One often times thinks of the Dieudonne module $M(X)$ of a $p$-divisible group (say over $k$, a perfect characteristic $p$ field) as being some sort of cohomology theory

$$M:\left\{p\text{- divisible groups}/k\right\}\to \left\{F\text{-crystals }/k\text{ with slopes in }[0,1]\right\}.$$

This is supported by the famous observation of Mazur-Messing-Oda that if $A/k$ is an abelian variety, then

$$M(A[p^\infty])=H^1_\text{crys}(A/W(k))$$

as $F$-crystals.

There are two natural questions that come from this, in my opinion. First, can one make sense of $M(X)$ as a crystalline cohomology group (in a literal sense) if $X$ 'comes from a scheme' (e.g. is the $p^\infty$-torsion of some group scheme). I've asked this here as well as asking when $M$ (an $F$-crystal) 'comes from a scheme'.

But, the other question, and the one I am asking here is the following.
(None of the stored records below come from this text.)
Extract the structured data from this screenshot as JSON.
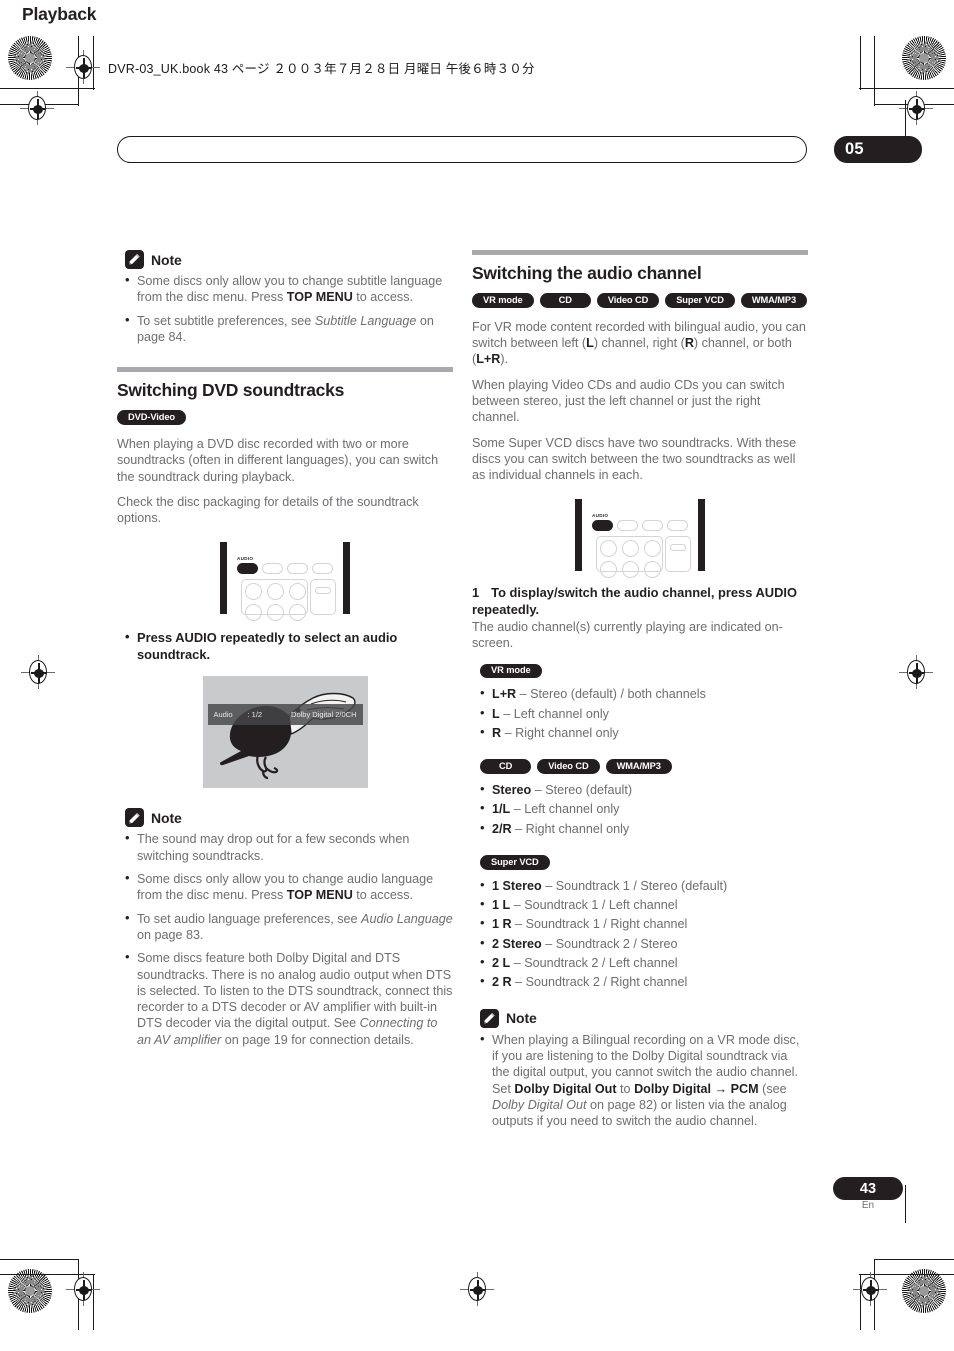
{
  "file_header": "DVR-03_UK.book 43 ページ ２００３年７月２８日 月曜日 午後６時３０分",
  "running_header": {
    "title": "Playback",
    "chapter": "05"
  },
  "footer": {
    "page_number": "43",
    "language": "En"
  },
  "left_column": {
    "note_top": {
      "label": "Note",
      "items": [
        "Some discs only allow you to change subtitle language from the disc menu. Press <b>TOP MENU</b> to access.",
        "To set subtitle preferences, see <i>Subtitle Language</i> on page 84."
      ]
    },
    "section": {
      "heading": "Switching DVD soundtracks",
      "badges": [
        "DVD-Video"
      ],
      "paragraphs": [
        "When playing a DVD disc recorded with two or more soundtracks (often in different languages), you can switch the soundtrack during playback.",
        "Check the disc packaging for details of the soundtrack options."
      ],
      "instruction": "Press AUDIO repeatedly to select an audio soundtrack."
    },
    "osd": {
      "label": "Audio",
      "value": ": 1/2",
      "format": "Dolby Digital 2/0CH"
    },
    "note_bottom": {
      "label": "Note",
      "items": [
        "The sound may drop out for a few seconds when switching soundtracks.",
        "Some discs only allow you to change audio language from the disc menu. Press <b>TOP MENU</b> to access.",
        "To set audio language preferences, see <i>Audio Language</i> on page 83.",
        "Some discs feature both Dolby Digital and DTS soundtracks. There is no analog audio output when DTS is selected. To listen to the DTS soundtrack, connect this recorder to a DTS decoder or AV amplifier with built-in DTS decoder via the digital output. See <i>Connecting to an AV amplifier</i> on page 19 for connection details."
      ]
    }
  },
  "right_column": {
    "section": {
      "heading": "Switching the audio channel",
      "badges": [
        "VR mode",
        "CD",
        "Video CD",
        "Super VCD",
        "WMA/MP3"
      ],
      "paragraphs": [
        "For VR mode content recorded with bilingual audio, you can switch between left (<b>L</b>) channel, right (<b>R</b>) channel, or both (<b>L+R</b>).",
        "When playing Video CDs and audio CDs you can switch between stereo, just the left channel or just the right channel.",
        "Some Super VCD discs have two soundtracks. With these discs you can switch between the two soundtracks as well as individual channels in each."
      ]
    },
    "step": {
      "number": "1",
      "title": "To display/switch the audio channel, press AUDIO repeatedly.",
      "detail": "The audio channel(s) currently playing are indicated on-screen."
    },
    "groups": [
      {
        "badges": [
          "VR mode"
        ],
        "items": [
          "<b>L+R</b> – Stereo (default) / both channels",
          "<b>L</b> – Left channel only",
          "<b>R</b> – Right channel only"
        ]
      },
      {
        "badges": [
          "CD",
          "Video CD",
          "WMA/MP3"
        ],
        "items": [
          "<b>Stereo</b> – Stereo (default)",
          "<b>1/L</b> – Left channel only",
          "<b>2/R</b> – Right channel only"
        ]
      },
      {
        "badges": [
          "Super VCD"
        ],
        "items": [
          "<b>1 Stereo</b> – Soundtrack 1 / Stereo (default)",
          "<b>1 L</b> – Soundtrack 1 / Left channel",
          "<b>1 R</b> – Soundtrack 1 / Right channel",
          "<b>2 Stereo</b> – Soundtrack 2 / Stereo",
          "<b>2 L</b> – Soundtrack 2 / Left channel",
          "<b>2 R</b> – Soundtrack 2 / Right channel"
        ]
      }
    ],
    "note": {
      "label": "Note",
      "items": [
        "When playing a Bilingual recording on a VR mode disc, if you are listening to the Dolby Digital soundtrack via the digital output, you cannot switch the audio channel. Set <b>Dolby Digital Out</b> to <b>Dolby Digital → PCM</b> (see <i>Dolby Digital Out</i> on page 82) or listen via the analog outputs if you need to switch the audio channel."
      ]
    }
  },
  "remote_illustration": {
    "highlighted_button_label": "AUDIO"
  },
  "colors": {
    "ink": "#231f20",
    "body_text": "#6d6e71",
    "rule": "#a7a9ac",
    "osd_background": "#c9cacb"
  }
}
Is there some way to interpret the understanding of the Dieudonne module 'as cohomology' in a rigorous way? For example, is there a natural site over $X$ (perhaps with underlying category $p$-divisible groups over $X$) such that $M(X)$ is cohomology on this site? I would even be interested in knowing if there is a rigorous way of considering $M(X)/pM(X)$ as a cohomology theory (in the Mazur-Messing-Oda setup it's $H^1_\text{dR}(A/k)$).

The obvious guess is to create a crystalline/infinitesimal site on $X$, but I don't really know how to make this precise.